-- RECORDS FOR THE EXERCISE follows --

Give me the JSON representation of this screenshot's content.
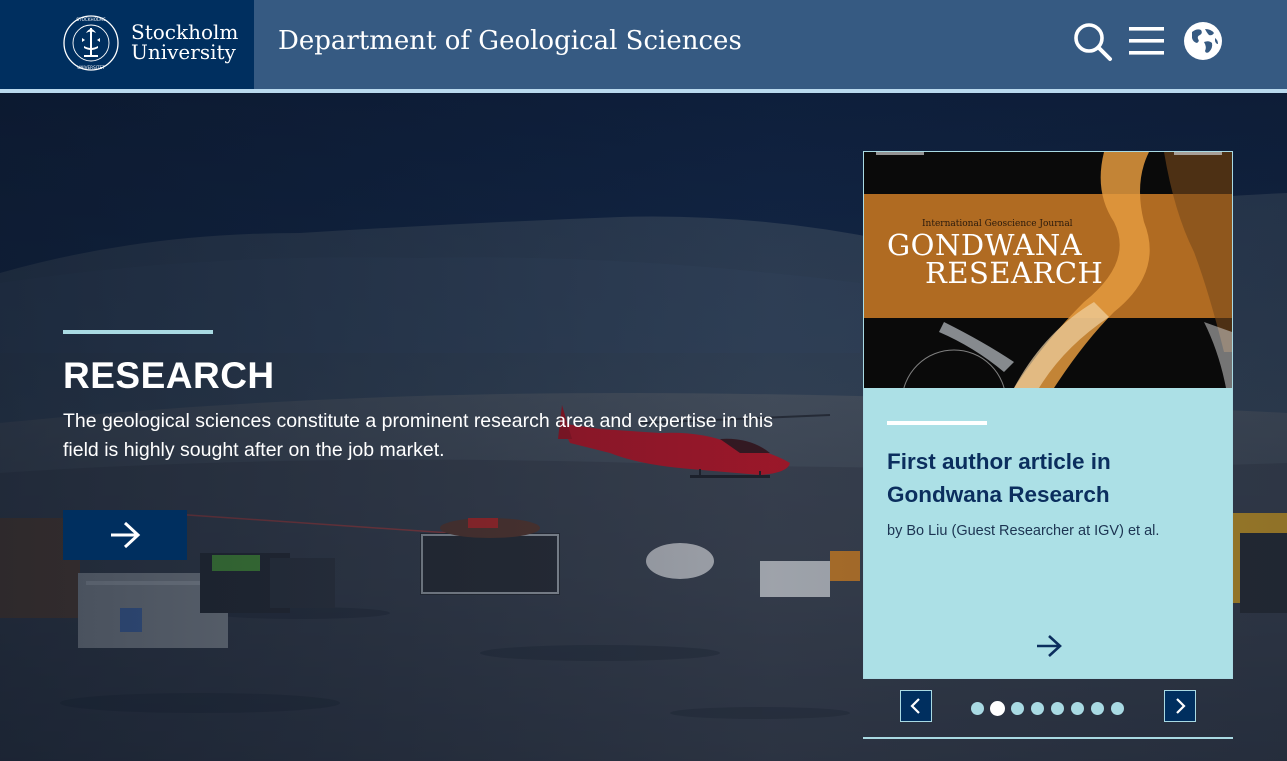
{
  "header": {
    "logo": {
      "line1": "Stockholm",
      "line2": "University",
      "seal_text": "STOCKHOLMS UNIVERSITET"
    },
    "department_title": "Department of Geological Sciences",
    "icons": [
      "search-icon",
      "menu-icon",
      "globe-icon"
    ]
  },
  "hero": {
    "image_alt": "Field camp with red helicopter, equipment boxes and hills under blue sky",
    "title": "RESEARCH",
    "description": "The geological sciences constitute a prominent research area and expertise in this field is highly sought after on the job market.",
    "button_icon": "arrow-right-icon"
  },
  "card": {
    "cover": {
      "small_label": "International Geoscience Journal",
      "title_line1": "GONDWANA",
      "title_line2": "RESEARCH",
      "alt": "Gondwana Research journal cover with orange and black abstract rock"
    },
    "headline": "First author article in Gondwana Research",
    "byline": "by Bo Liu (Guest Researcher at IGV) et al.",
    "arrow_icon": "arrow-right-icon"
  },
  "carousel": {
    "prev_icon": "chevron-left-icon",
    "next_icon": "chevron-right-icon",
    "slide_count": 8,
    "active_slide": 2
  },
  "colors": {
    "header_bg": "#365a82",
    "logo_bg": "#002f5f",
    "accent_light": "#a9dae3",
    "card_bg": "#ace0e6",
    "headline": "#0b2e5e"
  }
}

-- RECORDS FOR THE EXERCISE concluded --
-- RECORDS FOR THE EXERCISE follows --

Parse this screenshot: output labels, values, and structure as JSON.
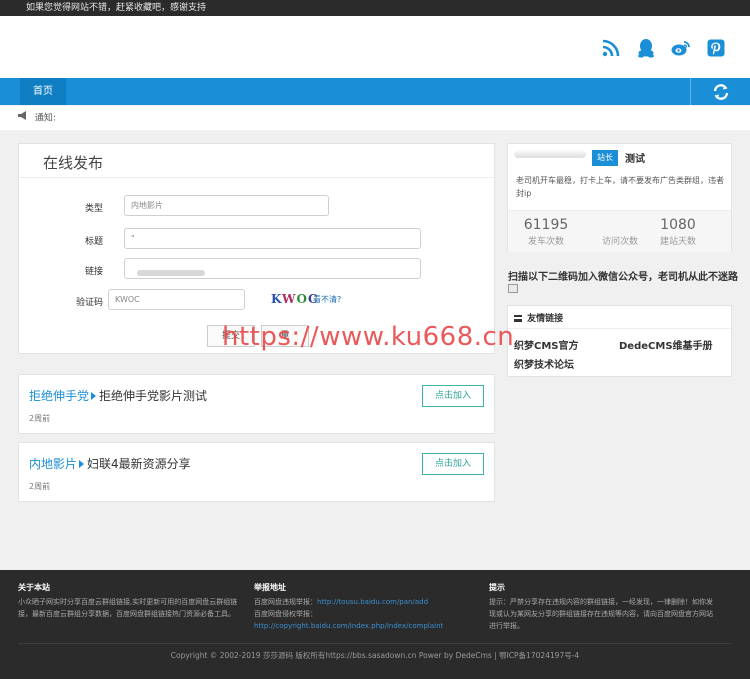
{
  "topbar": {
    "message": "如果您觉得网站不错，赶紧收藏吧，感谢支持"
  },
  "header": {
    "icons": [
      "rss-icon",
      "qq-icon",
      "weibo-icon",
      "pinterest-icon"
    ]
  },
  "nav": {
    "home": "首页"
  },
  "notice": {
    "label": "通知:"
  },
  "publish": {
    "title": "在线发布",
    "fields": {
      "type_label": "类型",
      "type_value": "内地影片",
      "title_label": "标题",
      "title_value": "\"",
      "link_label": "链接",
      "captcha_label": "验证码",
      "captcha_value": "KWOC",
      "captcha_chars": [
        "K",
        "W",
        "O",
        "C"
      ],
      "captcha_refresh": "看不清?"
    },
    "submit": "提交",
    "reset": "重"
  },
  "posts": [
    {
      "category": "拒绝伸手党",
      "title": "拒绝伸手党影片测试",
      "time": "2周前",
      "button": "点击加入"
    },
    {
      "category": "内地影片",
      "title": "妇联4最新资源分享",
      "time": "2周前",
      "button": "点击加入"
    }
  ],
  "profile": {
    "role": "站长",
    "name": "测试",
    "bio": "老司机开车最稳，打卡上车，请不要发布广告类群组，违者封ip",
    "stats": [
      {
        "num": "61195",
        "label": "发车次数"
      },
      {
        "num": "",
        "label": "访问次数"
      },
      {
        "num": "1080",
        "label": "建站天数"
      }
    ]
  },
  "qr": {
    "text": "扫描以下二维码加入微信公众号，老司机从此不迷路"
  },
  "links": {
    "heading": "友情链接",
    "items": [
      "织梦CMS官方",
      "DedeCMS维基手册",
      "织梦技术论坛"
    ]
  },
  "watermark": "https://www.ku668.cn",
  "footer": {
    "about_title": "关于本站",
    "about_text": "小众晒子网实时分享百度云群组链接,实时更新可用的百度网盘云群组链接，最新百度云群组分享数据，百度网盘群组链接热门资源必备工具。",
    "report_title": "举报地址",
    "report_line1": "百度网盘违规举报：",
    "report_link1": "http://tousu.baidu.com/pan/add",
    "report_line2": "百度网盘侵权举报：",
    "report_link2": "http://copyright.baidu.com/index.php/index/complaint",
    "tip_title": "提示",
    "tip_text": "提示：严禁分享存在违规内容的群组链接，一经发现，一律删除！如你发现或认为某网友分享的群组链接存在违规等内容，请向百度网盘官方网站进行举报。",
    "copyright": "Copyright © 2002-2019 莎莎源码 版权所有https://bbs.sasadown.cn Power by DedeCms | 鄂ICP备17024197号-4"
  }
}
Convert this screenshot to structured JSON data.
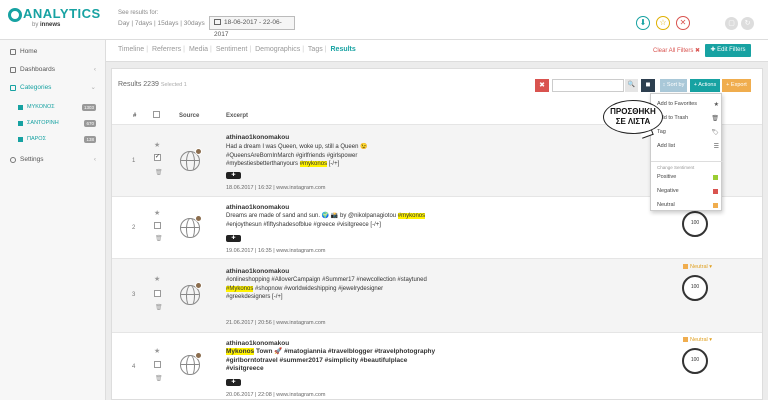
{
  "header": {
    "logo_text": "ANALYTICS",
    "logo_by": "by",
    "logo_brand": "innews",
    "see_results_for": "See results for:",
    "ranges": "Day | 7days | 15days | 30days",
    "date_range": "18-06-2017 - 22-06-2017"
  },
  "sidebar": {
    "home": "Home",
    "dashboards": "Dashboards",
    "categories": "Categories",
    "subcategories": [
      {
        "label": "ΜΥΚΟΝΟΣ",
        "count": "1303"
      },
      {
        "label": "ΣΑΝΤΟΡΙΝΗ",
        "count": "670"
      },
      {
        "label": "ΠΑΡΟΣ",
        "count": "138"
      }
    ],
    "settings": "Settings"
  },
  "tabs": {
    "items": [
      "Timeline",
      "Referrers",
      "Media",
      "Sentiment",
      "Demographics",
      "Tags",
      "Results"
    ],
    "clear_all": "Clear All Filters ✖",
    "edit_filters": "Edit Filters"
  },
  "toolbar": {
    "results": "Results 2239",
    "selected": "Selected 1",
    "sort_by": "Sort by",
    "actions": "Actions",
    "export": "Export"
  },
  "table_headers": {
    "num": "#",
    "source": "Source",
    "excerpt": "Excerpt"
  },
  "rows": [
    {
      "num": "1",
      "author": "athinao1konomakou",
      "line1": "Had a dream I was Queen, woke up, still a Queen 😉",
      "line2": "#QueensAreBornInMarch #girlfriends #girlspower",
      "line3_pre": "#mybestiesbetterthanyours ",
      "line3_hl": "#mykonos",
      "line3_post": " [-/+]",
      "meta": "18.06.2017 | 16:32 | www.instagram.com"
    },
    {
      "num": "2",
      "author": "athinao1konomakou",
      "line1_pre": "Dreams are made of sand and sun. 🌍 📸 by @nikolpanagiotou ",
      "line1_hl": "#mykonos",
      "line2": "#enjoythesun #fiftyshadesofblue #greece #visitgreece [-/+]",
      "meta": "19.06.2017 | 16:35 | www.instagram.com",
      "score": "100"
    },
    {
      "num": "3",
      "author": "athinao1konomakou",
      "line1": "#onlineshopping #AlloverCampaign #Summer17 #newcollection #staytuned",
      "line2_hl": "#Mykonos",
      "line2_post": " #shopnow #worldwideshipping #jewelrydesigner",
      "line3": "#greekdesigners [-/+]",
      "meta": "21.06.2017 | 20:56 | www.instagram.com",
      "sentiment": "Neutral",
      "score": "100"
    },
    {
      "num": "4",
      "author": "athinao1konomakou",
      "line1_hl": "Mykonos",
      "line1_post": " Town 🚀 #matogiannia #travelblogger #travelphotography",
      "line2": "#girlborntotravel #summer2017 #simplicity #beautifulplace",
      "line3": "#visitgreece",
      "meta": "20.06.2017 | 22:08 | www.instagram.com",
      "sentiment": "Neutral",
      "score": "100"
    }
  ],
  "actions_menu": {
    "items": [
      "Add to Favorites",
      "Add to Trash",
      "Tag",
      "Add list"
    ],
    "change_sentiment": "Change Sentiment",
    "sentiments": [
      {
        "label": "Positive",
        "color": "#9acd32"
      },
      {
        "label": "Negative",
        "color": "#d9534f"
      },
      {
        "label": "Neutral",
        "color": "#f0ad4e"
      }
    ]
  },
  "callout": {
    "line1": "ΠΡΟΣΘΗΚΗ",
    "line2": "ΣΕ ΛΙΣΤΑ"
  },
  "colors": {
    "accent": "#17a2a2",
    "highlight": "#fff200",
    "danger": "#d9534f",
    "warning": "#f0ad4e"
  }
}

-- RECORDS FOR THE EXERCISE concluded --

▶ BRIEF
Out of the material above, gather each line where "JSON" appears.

▶ REPLY
Give me the JSON representation of this screenshot's content.
Parse this screenshot: output labels, values, and structure as JSON.
Convert this screenshot to structured JSON data.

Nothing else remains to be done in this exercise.